Work item: Find the word "data" in the listing; pull out each line holding it.
━━━
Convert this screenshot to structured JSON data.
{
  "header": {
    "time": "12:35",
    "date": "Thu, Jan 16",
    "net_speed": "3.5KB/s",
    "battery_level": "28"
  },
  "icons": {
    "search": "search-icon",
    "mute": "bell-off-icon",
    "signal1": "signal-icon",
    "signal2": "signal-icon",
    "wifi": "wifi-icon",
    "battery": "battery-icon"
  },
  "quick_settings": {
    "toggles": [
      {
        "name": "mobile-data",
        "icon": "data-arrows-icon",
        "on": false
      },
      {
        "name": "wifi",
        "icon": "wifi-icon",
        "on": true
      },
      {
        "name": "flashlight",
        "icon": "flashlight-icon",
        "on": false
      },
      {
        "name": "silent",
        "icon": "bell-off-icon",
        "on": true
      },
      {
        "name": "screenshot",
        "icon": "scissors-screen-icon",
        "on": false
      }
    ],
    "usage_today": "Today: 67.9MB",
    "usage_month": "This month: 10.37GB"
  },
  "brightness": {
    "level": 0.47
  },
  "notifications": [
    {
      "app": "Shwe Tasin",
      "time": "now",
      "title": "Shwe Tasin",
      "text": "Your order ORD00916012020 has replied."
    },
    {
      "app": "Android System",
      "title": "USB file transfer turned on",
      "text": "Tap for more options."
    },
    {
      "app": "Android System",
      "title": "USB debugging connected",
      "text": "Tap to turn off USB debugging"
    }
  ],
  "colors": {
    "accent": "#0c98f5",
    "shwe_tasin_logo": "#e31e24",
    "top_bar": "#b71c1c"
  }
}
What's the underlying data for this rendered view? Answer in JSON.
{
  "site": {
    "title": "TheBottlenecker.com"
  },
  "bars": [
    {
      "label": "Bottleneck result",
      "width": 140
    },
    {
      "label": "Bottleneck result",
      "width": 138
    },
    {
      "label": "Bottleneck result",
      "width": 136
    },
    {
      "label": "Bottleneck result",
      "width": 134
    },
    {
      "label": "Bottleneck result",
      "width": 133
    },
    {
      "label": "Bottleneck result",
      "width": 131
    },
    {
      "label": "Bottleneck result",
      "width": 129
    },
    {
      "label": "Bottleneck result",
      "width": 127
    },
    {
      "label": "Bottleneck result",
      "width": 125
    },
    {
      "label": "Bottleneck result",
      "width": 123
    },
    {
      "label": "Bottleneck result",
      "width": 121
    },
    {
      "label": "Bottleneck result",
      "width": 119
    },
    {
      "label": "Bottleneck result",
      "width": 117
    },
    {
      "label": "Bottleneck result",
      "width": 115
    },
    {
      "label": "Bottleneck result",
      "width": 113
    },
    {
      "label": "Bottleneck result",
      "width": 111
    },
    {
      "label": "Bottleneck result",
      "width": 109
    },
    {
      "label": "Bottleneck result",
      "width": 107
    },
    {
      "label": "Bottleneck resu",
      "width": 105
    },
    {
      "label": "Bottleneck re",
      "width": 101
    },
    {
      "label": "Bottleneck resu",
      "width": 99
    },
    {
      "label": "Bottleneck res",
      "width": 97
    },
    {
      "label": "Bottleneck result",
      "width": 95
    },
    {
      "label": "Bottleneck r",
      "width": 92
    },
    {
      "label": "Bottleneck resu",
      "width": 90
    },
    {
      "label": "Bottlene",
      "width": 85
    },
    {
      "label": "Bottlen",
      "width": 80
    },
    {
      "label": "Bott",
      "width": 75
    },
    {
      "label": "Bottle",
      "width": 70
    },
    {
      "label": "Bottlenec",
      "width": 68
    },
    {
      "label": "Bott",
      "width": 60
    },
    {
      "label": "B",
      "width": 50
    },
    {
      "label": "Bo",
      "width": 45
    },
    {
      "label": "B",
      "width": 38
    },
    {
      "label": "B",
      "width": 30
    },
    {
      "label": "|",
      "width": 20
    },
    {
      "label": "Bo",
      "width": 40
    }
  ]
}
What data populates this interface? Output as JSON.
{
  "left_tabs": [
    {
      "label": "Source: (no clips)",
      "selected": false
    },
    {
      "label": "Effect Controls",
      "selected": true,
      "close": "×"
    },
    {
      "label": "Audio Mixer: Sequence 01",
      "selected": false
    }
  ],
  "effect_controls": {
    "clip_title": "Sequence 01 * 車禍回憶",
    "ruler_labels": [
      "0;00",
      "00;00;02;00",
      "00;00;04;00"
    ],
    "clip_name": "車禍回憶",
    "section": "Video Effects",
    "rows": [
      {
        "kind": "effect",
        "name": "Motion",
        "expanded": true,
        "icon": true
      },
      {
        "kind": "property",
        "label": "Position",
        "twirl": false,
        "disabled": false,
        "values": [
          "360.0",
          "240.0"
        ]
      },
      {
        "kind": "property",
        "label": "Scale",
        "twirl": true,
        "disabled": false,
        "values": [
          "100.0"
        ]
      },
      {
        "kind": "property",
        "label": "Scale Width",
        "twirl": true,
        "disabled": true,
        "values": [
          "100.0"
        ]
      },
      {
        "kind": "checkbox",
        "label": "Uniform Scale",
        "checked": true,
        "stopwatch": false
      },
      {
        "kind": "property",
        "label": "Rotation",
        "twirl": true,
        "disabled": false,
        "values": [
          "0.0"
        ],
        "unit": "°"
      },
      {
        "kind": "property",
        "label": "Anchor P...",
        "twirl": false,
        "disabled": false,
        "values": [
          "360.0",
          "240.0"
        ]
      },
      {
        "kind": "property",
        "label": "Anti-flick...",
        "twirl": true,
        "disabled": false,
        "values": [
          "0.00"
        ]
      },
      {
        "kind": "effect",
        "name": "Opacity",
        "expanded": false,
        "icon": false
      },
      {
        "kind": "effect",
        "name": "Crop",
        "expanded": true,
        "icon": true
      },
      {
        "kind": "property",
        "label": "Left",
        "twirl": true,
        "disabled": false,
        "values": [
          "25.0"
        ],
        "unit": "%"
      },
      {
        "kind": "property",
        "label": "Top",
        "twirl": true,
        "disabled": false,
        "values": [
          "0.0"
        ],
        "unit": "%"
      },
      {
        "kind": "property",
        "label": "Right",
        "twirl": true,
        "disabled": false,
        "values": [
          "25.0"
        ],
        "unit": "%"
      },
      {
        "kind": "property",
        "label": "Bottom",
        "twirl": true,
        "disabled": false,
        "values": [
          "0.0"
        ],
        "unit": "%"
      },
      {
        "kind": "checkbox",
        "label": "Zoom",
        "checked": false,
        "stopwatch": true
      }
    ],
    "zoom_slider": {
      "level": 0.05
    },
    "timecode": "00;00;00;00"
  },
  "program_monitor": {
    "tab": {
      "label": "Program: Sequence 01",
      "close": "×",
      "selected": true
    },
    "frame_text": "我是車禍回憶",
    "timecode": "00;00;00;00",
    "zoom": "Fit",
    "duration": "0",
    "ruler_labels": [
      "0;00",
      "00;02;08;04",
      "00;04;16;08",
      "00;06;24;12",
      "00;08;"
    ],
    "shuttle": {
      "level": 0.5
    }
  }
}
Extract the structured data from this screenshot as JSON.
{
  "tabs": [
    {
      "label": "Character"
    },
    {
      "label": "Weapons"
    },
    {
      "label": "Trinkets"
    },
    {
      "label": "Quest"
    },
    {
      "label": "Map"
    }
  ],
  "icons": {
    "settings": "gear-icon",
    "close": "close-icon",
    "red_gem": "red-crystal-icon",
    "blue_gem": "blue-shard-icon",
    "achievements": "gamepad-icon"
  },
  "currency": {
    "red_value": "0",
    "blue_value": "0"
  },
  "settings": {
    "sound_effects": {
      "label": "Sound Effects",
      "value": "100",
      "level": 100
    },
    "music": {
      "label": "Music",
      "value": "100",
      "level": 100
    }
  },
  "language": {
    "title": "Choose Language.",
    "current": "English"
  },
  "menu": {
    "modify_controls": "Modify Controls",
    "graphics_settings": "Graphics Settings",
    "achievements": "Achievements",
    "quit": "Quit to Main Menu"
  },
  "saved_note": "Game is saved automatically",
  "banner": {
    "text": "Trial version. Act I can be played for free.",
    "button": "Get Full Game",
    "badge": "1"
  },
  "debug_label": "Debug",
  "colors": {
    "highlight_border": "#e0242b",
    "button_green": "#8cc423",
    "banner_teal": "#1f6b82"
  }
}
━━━
Written solution:
Convert this screenshot to structured JSON data.
        "name": "mobile-data",
        "icon": "data-arrows-icon",
What's the underlying data for this rendered view? Answer in JSON.
What data populates this interface? Output as JSON.
Extract the structured data from this screenshot as JSON.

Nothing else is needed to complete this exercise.